At the Christian-based college we attended there were many students who shared similar values as ours. There were also a lot of students who either rebelled at their fundamentalist upbringing and sowed wild oats during that tumultuous era, or who came from families barely recognizable as Christian.
One day my roommate and I were having a discussion about the preponderance of swearing on campus--there was a whole lotta cussin' goin' on.
True to our conservative upbringing, we believed that having a "dirty mouth," while undesirable, was not as bad as swearing, i.e., using God's (or Jesus') name as an expletive.
Since childhood, we'd been admonished that taking God's name in vain was a "thou shalt not" from The Ten Commandments. In other words, don't do it…or else.

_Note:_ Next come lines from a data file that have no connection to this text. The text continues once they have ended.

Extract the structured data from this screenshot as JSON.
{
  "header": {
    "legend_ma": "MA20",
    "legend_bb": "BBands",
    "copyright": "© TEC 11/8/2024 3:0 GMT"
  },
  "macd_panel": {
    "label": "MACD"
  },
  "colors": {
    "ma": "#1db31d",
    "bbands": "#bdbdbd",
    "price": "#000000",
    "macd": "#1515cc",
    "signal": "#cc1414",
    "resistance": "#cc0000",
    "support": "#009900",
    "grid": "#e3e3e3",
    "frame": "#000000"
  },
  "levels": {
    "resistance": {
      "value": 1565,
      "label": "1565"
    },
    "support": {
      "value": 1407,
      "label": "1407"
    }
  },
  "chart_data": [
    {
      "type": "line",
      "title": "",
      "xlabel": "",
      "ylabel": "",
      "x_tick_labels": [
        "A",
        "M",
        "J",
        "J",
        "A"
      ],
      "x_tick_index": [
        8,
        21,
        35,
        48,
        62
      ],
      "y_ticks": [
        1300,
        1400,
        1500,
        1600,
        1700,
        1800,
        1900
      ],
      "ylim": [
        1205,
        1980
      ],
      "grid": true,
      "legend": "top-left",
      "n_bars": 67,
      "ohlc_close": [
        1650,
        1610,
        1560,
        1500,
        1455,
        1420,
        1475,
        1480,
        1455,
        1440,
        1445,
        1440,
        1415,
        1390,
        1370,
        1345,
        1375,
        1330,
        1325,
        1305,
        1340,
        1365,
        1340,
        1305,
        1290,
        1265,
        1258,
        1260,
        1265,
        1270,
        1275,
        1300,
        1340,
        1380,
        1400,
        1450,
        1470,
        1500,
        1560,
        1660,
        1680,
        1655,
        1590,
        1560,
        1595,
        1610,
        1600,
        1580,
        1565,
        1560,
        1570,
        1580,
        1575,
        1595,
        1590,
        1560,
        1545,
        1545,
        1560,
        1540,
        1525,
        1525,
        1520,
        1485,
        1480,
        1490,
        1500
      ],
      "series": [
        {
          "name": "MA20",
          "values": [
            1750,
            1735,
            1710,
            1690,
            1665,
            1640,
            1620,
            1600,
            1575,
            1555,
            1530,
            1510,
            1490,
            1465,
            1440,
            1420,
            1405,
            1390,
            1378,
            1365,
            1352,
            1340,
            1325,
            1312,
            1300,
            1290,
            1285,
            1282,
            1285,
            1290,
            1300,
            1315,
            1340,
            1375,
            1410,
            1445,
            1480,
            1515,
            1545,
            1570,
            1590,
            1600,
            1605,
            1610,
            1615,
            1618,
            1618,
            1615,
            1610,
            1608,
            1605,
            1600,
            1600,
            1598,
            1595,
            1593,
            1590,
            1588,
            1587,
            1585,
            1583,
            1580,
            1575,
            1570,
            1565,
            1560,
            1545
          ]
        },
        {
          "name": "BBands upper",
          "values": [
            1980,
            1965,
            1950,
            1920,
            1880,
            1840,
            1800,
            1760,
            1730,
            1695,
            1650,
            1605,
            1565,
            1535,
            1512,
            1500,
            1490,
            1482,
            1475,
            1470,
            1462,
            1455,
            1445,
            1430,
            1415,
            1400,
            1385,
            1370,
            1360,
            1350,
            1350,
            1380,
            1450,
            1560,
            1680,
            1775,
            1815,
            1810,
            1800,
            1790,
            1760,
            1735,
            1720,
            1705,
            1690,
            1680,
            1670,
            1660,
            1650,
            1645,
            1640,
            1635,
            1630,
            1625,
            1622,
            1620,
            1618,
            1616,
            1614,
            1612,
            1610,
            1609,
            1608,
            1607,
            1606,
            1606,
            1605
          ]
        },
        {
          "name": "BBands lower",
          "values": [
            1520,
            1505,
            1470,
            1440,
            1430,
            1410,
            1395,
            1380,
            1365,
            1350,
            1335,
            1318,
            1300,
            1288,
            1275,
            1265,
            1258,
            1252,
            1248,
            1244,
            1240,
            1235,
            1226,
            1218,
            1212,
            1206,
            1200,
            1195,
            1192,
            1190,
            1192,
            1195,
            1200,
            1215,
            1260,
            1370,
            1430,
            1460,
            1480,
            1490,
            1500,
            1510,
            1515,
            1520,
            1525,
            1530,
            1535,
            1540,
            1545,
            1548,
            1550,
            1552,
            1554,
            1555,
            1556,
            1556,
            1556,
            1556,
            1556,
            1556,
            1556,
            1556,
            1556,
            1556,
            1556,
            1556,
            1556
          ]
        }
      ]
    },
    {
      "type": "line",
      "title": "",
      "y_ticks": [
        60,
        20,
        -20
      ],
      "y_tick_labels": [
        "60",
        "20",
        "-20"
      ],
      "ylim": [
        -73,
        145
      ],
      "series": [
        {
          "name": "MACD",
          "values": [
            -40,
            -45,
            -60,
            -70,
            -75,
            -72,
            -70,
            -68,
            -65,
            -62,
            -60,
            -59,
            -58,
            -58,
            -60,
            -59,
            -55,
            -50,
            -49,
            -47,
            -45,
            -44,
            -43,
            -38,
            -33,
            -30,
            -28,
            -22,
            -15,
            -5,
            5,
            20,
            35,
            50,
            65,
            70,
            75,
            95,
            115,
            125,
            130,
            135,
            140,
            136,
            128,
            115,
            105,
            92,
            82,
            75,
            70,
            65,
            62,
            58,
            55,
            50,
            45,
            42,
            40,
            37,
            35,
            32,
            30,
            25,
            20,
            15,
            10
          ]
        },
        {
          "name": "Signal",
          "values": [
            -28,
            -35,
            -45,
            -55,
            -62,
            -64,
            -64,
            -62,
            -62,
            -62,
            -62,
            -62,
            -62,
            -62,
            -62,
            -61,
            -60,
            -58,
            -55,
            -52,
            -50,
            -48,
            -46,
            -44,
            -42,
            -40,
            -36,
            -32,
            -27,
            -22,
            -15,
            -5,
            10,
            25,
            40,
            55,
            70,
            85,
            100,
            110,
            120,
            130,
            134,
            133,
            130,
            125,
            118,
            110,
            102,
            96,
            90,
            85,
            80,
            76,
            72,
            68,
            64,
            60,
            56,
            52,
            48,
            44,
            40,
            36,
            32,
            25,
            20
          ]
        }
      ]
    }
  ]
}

Part of our discussion that day centered around the meaning of the phrase "taking God's name in vain." My roommate said that her dad once told her it meant to use God's name "insincerely." That definition has stuck with me through the years.
Not that every word that has ever poured from my lips has exactly been worthy of broadcasting, but generally I am not prone to using salty language (probably due to lack of usage during my formative years) .
The list of society's "bad" words is still evolving, but those words don't come to my mind very often, even when I'm angry or upset.
However (lest I appear annoyingly pious), according to my roommate's definition, I am definitely guilty of taking God's name in vain. This sometimes happens during worship, most often when I am singing.
Now, as a musician who has been "churched" all my life, I could probably be a successful contestant if there were ever a church music version of the old TV game show, Don't Forget the Lyrics.
I can sing verse after verse of dozens of hymns and gospel songs, sacred solos and oratorios, mostly from memory.
The problem is, it's too easy to sing only notes and words. To sing without engaging voice with mind and heart. To sing glibly or insincerely. To "take God's name in vain."
This is not just a "musician's curse"; it happens to non-musicians, too. In order to worship authentically, worshippers must focus on God, not just on matching notes and words correctly.
Author Gary Thomas (Sacred Pathways) reflects, "It amazes me how casually I can sing songs of deep, almost heroic commitment. It's as if I think, 'As long as I'm singing, the words I say don't really matter. God knows it's just a song.'
While my mind wanders I promise to bow before the Lord, to proclaim His name, …to go so far as to die to express my faith. Yet these words may be sung with scarcely more emotion than I feel when I'm ordering a hamburger."
Singing words glibly or just going-through-the-motions on Sunday mornings is not worship at all. Worship, like being Christian, involves much more than just showing up at church.
Authentic worshippers can't simply walk into a church building and slide into a pew with an indifferent attitude toward God: "Hey, I'm here, aren't I? What else could you possibly want?"
True worship is akin to active listening vs. passive listening. True worship requires intentionality and sustained effort--and God is worthy of our true worship.
Matthew 22 says to "Love the Lord your God with all your heart, and with all your soul, and with all your mind." We are to offer our whole selves to God as an acceptable sacrifice during worship. To do less is to dishonor God.
"You are worthy, Father, Creator; You are worthy, Savior, Sustainer. You are worthy, worthy and wonderful; Worthy of worship and praise."*
*from Worthy of Worship, in Celebrating Grace Hymnal